Start of Provided records

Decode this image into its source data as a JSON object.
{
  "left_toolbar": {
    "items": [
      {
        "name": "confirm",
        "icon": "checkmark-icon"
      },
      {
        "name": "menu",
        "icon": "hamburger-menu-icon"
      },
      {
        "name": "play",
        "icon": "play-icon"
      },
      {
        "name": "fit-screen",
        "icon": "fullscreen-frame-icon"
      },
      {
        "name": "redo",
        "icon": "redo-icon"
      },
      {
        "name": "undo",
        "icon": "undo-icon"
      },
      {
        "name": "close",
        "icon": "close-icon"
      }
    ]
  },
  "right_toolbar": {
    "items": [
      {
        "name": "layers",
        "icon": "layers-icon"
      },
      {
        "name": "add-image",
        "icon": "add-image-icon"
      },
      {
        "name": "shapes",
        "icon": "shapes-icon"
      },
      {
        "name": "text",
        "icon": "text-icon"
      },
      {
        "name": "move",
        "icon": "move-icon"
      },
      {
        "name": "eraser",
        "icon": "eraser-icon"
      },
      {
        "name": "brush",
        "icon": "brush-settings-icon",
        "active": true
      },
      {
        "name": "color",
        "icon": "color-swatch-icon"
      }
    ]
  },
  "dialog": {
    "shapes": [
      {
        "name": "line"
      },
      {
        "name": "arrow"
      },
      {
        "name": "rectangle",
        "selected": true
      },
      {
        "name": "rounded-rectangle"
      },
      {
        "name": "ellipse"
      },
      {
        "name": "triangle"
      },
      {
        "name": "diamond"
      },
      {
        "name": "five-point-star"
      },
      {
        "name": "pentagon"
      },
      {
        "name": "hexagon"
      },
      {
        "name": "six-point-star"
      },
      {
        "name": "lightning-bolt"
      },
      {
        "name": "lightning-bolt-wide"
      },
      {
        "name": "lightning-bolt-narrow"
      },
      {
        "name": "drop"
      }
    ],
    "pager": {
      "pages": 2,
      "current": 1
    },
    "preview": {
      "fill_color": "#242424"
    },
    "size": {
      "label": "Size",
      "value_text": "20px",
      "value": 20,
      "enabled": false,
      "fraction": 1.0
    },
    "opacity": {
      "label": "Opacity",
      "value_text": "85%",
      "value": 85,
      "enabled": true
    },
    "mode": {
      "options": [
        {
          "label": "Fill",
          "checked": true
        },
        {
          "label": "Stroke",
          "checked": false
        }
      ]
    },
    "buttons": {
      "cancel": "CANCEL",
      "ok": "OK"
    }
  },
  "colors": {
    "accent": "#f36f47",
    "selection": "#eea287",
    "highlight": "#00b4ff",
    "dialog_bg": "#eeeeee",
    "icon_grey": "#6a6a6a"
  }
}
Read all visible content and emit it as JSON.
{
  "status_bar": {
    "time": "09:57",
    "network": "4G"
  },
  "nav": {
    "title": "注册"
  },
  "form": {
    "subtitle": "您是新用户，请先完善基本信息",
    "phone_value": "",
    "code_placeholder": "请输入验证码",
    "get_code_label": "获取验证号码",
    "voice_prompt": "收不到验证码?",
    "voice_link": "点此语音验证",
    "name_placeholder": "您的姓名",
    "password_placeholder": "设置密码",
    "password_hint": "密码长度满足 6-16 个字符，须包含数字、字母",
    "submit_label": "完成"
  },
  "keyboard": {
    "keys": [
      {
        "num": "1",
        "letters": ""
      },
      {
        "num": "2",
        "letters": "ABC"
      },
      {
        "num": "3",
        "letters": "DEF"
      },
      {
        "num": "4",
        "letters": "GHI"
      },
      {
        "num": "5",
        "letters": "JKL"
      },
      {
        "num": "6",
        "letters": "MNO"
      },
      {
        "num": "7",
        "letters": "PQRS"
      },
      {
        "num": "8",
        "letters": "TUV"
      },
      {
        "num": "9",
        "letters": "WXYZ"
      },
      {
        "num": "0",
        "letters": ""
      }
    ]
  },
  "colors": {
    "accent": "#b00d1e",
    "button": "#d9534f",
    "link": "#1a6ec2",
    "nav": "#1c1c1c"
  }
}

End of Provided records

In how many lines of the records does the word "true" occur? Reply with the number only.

Your solution - 4